Trump’s approach to Syria may also be changing. In the dystopian “Clash of Civilizations” scenario that Bannon and his supporters subscribe to, Syria represents an important staging ground in the U.S.-led crusade against radical Islam, and an example of what future U.S.-Russian coöperation could look like. But the photographs of children being asphyxiated by Assad’s chemical weapons appear to have given Trump pause about being associated with the Assad-Putin axis. At a press conference on Wednesday, he said, “My attitude toward Syria and Assad has changed very much.”
The biggest turnaround has come in the area of trade. During the campaign, Trump threatened to slap import duties of forty-five per cent on China and thirty-five per cent on Mexico. He said that on his first day in office, he would designate China as a currency manipulator. These things didn’t happen. Recently, the White House has let it be known that, far from starting a trade war with Mexico, it is seeking only modest changes to NAFTA—the very NAFTA that Trump has described as “a disaster” and the worst trade agreement in history.
“According to an administration draft proposal being circulated in Congress by the U.S. trade representative’s office,” the Journal reported last week, “the U.S. would keep some of Nafta’s most controversial provisions, including an arbitration panel that lets investors in the three nations circumvent local courts to resolve civil claims. Critics of these panels said they impinge on national sovereignty.” The story went on: “The U.S. also wouldn’t use the Nafta negotiations to deal with disputes over foreign-currency policies or to hit numerical targets for bilateral trade deficits, as some trade hawks have been urging.”
It would hardly be surprising if the Administration’s evolving trade policy is one of the sources of tension between Bannon and Cohn, who is head of the National Economic Council. Although the NAFTA proposal was circulated by the office of the U.S. Trade Representative, Robert Lighthizer, it also appeared to reflect the thinking of Cohn and Steven Mnuchin, the Treasury Secretary, both of whom are former Goldman Sachs executives (and Democratic Party contributors).
Bannon is a former Goldman banker, too, of course.
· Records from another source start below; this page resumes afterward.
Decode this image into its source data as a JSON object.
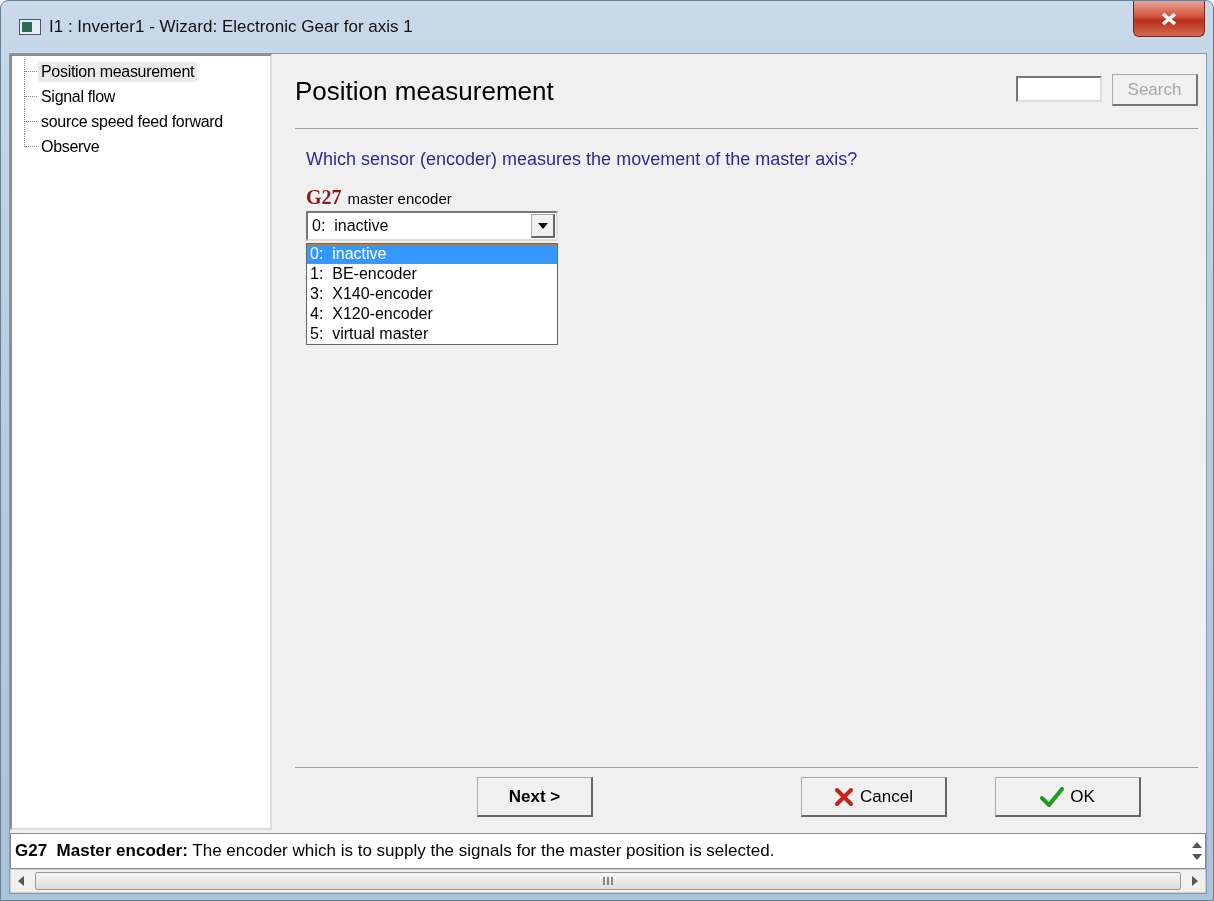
{
  "window": {
    "title": "I1 : Inverter1 - Wizard: Electronic Gear for axis 1"
  },
  "tree": {
    "items": [
      {
        "label": "Position measurement",
        "selected": true
      },
      {
        "label": "Signal flow",
        "selected": false
      },
      {
        "label": "source speed feed forward",
        "selected": false
      },
      {
        "label": "Observe",
        "selected": false
      }
    ]
  },
  "page": {
    "title": "Position measurement",
    "search": {
      "button": "Search",
      "disabled": true
    },
    "question": "Which sensor (encoder) measures the movement of the master axis?",
    "parameter": {
      "code": "G27",
      "label": "master encoder",
      "value": "0:  inactive",
      "expanded": true,
      "options": [
        {
          "label": "0:  inactive",
          "selected": true
        },
        {
          "label": "1:  BE-encoder",
          "selected": false
        },
        {
          "label": "3:  X140-encoder",
          "selected": false
        },
        {
          "label": "4:  X120-encoder",
          "selected": false
        },
        {
          "label": "5:  virtual master",
          "selected": false
        }
      ]
    }
  },
  "buttons": [
    {
      "kind": "next",
      "label": "Next >"
    },
    {
      "kind": "cancel",
      "label": "Cancel"
    },
    {
      "kind": "ok",
      "label": "OK"
    }
  ],
  "help": "**G27  Master encoder:** The encoder which is to supply the signals for the master position is selected."
}
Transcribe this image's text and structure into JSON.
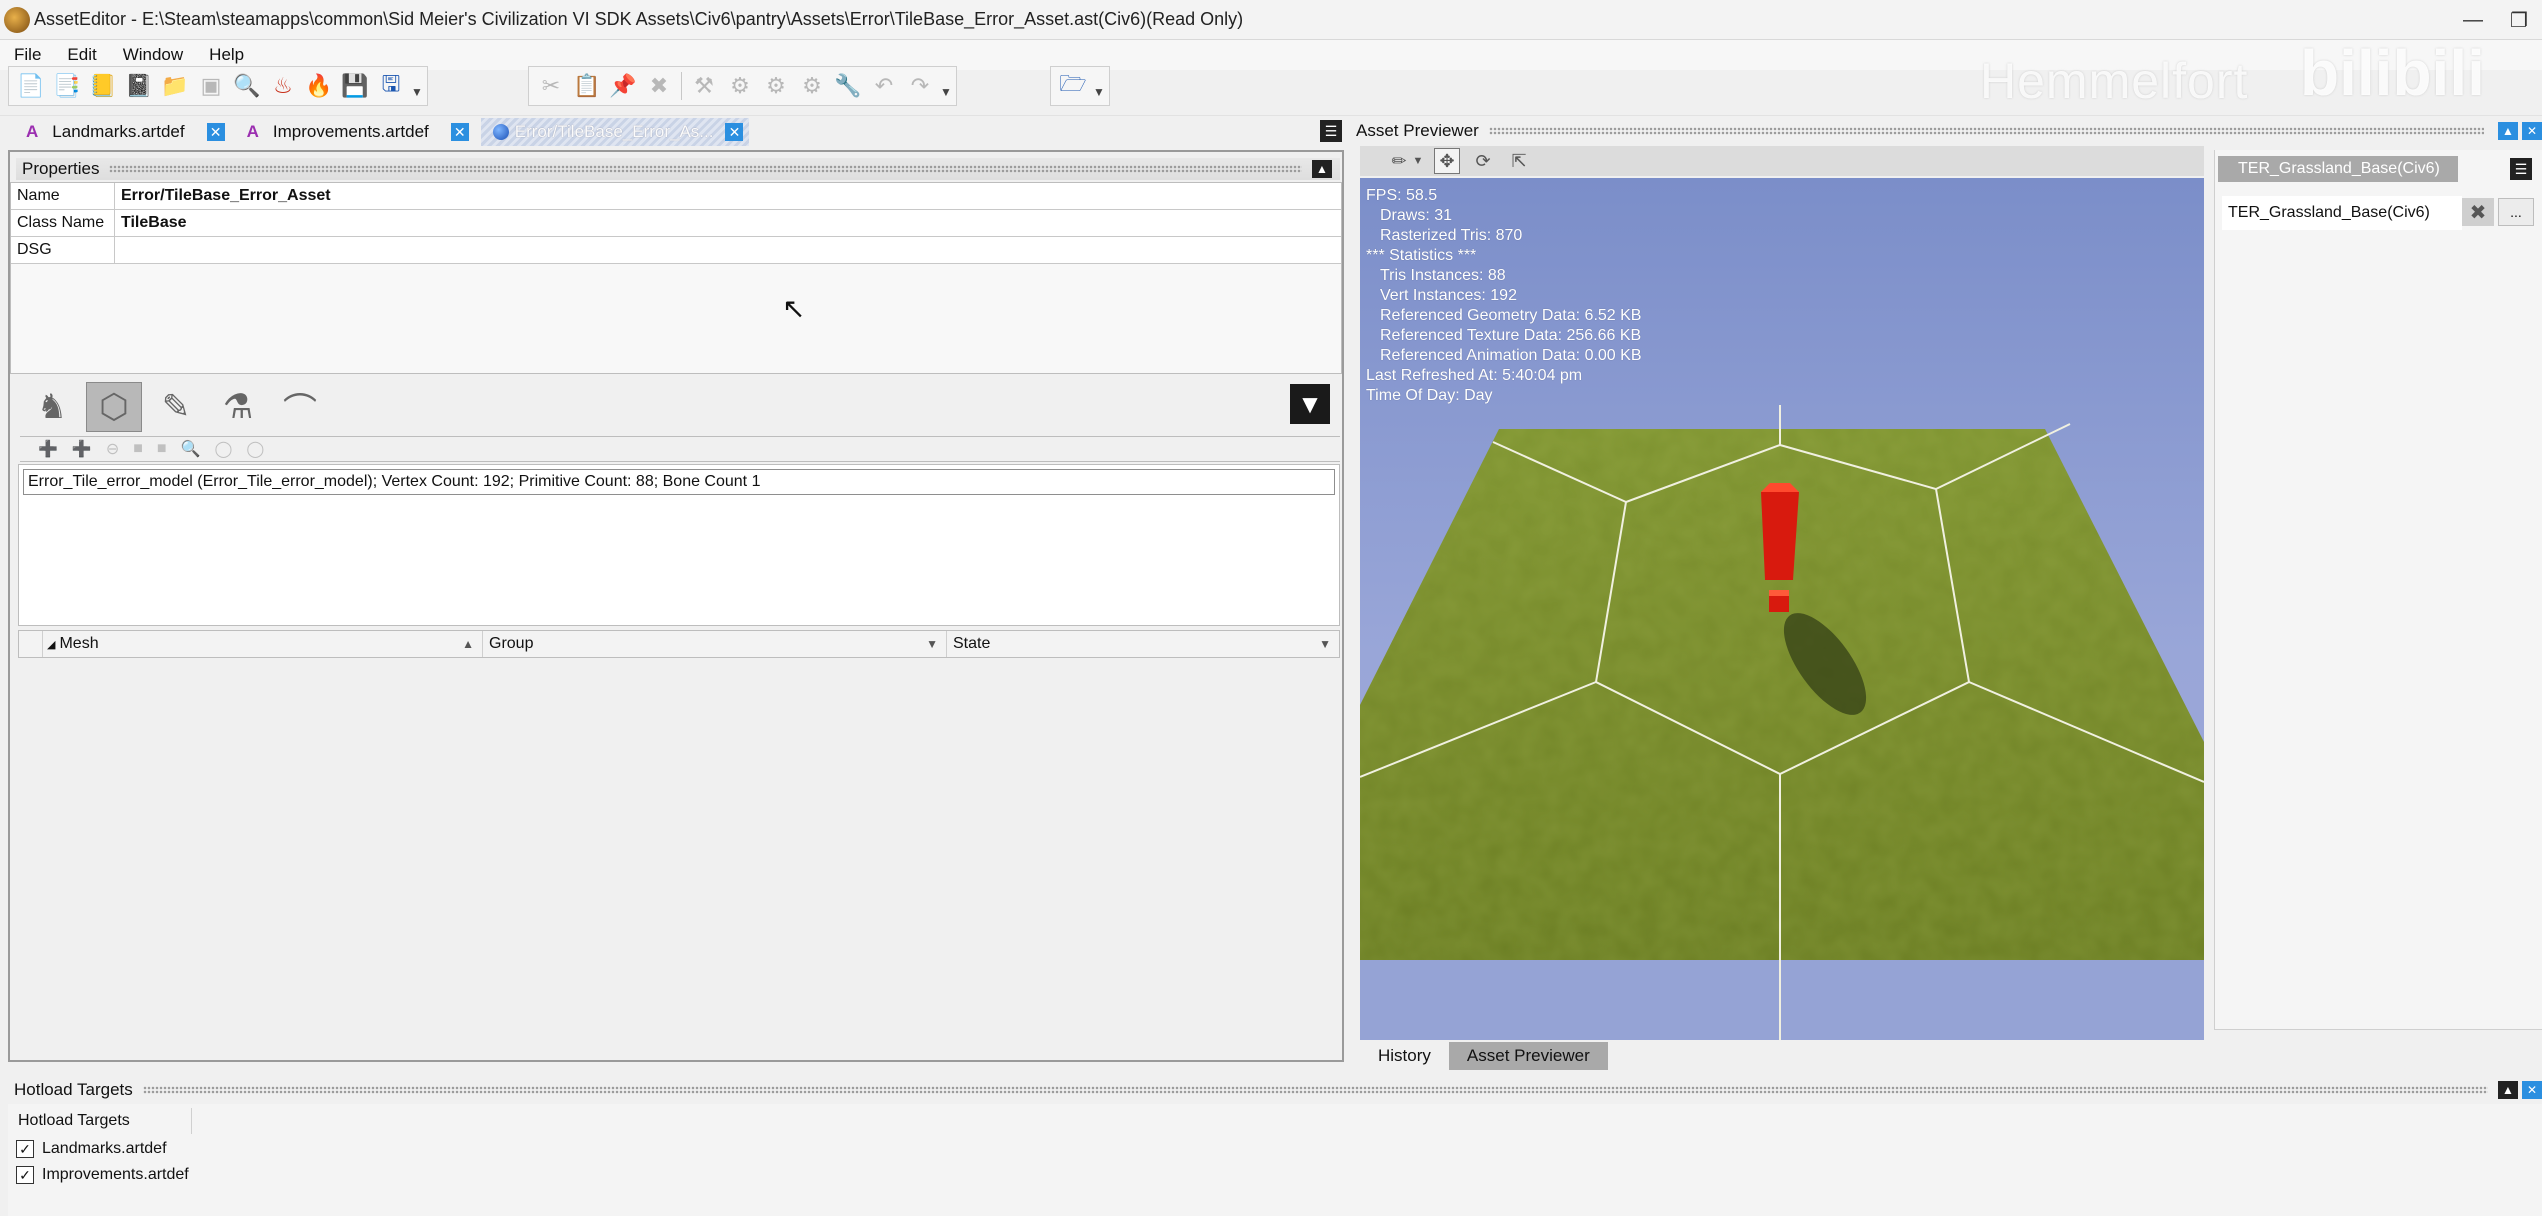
{
  "window": {
    "title": "AssetEditor - E:\\Steam\\steamapps\\common\\Sid Meier's Civilization VI SDK Assets\\Civ6\\pantry\\Assets\\Error\\TileBase_Error_Asset.ast(Civ6)(Read Only)"
  },
  "menu": [
    "File",
    "Edit",
    "Window",
    "Help"
  ],
  "watermark": {
    "text": "Hemmelfort",
    "logo": "bilibili"
  },
  "doc_tabs": [
    {
      "label": "Landmarks.artdef",
      "icon": "artdef-icon"
    },
    {
      "label": "Improvements.artdef",
      "icon": "artdef-icon"
    },
    {
      "label": "Error/TileBase_Error_As...",
      "icon": "asset-globe-icon",
      "active": true
    }
  ],
  "properties": {
    "header": "Properties",
    "rows": [
      {
        "key": "Name",
        "value": "Error/TileBase_Error_Asset"
      },
      {
        "key": "Class Name",
        "value": "TileBase"
      },
      {
        "key": "DSG",
        "value": ""
      }
    ]
  },
  "model_list": {
    "items": [
      "Error_Tile_error_model (Error_Tile_error_model); Vertex Count: 192; Primitive Count: 88; Bone Count 1"
    ]
  },
  "mesh_table": {
    "columns": [
      "Mesh",
      "Group",
      "State"
    ]
  },
  "previewer": {
    "header": "Asset Previewer",
    "stats": {
      "fps": "FPS: 58.5",
      "draws": "Draws: 31",
      "rasterized": "Rasterized Tris: 870",
      "statistics": "*** Statistics ***",
      "tris_instances": "Tris Instances: 88",
      "vert_instances": "Vert Instances: 192",
      "geometry": "Referenced Geometry Data: 6.52 KB",
      "texture": "Referenced Texture Data: 256.66 KB",
      "animation": "Referenced Animation Data: 0.00 KB",
      "refreshed": "Last Refreshed At: 5:40:04 pm",
      "time_of_day": "Time Of Day: Day"
    },
    "colors": {
      "sky": "#8fa0d4",
      "grass": "#7a8e2c",
      "marker": "#e01c10"
    }
  },
  "right_panel": {
    "tab": "TER_Grassland_Base(Civ6)",
    "field_value": "TER_Grassland_Base(Civ6)",
    "browse_label": "..."
  },
  "bottom_tabs": [
    "History",
    "Asset Previewer"
  ],
  "hotload": {
    "header": "Hotload Targets",
    "column": "Hotload Targets",
    "items": [
      {
        "label": "Landmarks.artdef",
        "checked": true
      },
      {
        "label": "Improvements.artdef",
        "checked": true
      }
    ]
  }
}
But he has drifted a long way from the internationalist, cosmopolitan outlook that is common in the upper echelons of Wall Street. Although he still has a White House ally in Peter Navarro, the free-trade skeptic who is head of the newly created National Trade Council, the globalists appear to be directing economic policy. That is certainly what the financial markets have concluded. Since the election, the value of the peso, which is widely seen as an inverse indicator of the Administration’s protectionist intent, has risen sharply.
The one puzzle—and potential hiccup—in all of this is Trump. All along, there has been a glaring contradiction in his approach to the world. While his rhetoric has, at times, embraced nativism, isolationism, and protectionism, he is himself a consummate globalist. As a television celebrity and developer, his business is largely based on selling his name around the world and attracting foreign money, some of it of dubious origin, to his U.S. real-estate ventures.
The question has always been, Which Trump will win out: the nationalist rabble-rouser or the avatar of global capitalism? It is still too early to say for sure. But the evidence is pointing in one direction, and the outcome of the meeting with President Xi may well confirm it.